‘OMG OMG OMG [insert YouTuber’s name here] has just retweeted me!’ God, these words make me sick to my stomach, I can’t believe this is what the youth of today actually value, I find myself utter beneath my breath, and then I remember when Emilio Estevez (allegedly, he) followed me on Twitter and I re-tweeted that story all over town. I hit ‘like’ because I like that someone is happy. I retweet to spread the joy. A tiny globule of jealous ‘bile’ resides in my throat and I manage to neutralise it with, not to sound corny, but, love.
Let’s face it. We like to be happy, we like to be successful and we love to hate those who seem to be having more fun than us. That’s normal. I propose that, actually, we can start to truly like what we sometimes pretend to like, online.
So when does online-bragging, or sharing, become too much?
I suppose it depends on the braggers sense of shame and the tolerance of their audience (in the crudest of terms) or in a more positive spin, how happy the person is about their life, and how genuine their online-friends are. Because the other side to this coin, is that, actually, it is a choice in all of us which determines how we respond to what our friends post, much like whether we get jealous or not is a life-choice. These social networks that so often become hotbeds for malice, have the potential to actually do what they were made for: to connect people. And this is a lesson which I am learning and re-learning. I have often made the mistake of getting embroiled in an argument or posting sarky comments to get a rise, but now I am finding liberation and inspiration in genuinely loving people and actively choosing to like what I ‘thumbs-up’.
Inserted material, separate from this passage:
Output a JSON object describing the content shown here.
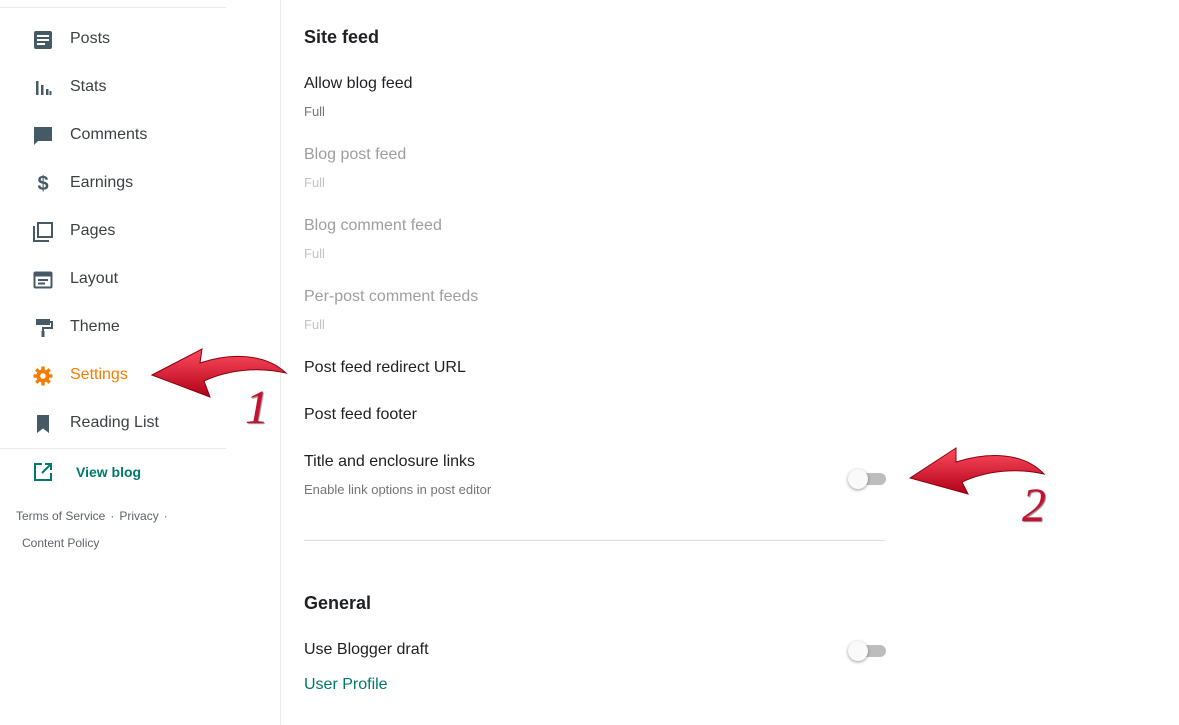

There is so much negativity on social media. There is danger. There are predators out there. But, also, there are some lovely things that happen in these places. Things like memorial pages. When someone dies in the world they never die online. Our footprints are forever etched into the sand, our eulogy is there, in the expanse of the internet. Friends and families visit the deceased’s page and like an online headstone lay down their marks of respect like word-bouquets. The difference between this, and actually going to a grave is that, within seconds, mourners are connected in their shared-loss and people know that they are not alone. What a comforting image that is.
In this realm of interconnections, religious groups actually spread love! I know this may be hard to stomach when everywhere you look is faith-skeptic and paranoid, but social media is a place where worshippers (or as I like to call them do-gooders) can come together and… do-good. I use the term ‘do-gooder’ with absolute respect and not only for the faithful but instead a term which extends to any kind of charitable or pastoral deed or person. People that I know, do-good online. They set up prayer groups and support networks which go beyond tiny-communities and unite millions of people who believe in whatever religion or good cause…and spread the one feeling, or state that unites do-gooders: love! Love, in whatever form, changes lives. We see this manifested in shares which raise awareness, that celebrate, that commemorate, in memes which make us laugh or that make us feel. And that’s no bad thing.
I know that the internet can be a destructive place, which is why I want to remind us, and myself, of the value of a ‘like’ and the responsibility and opportunity which comes from a comment and a share. We have a great resource in our social networks in particular, which can actually change the world for the good, kind of a Pay it Forward kind of concept. I suppose this is me paying this idea forward. Believe in your likes. Truly be friends with your ‘friends’, inspire your followers and spread the love. It’s all that really matters.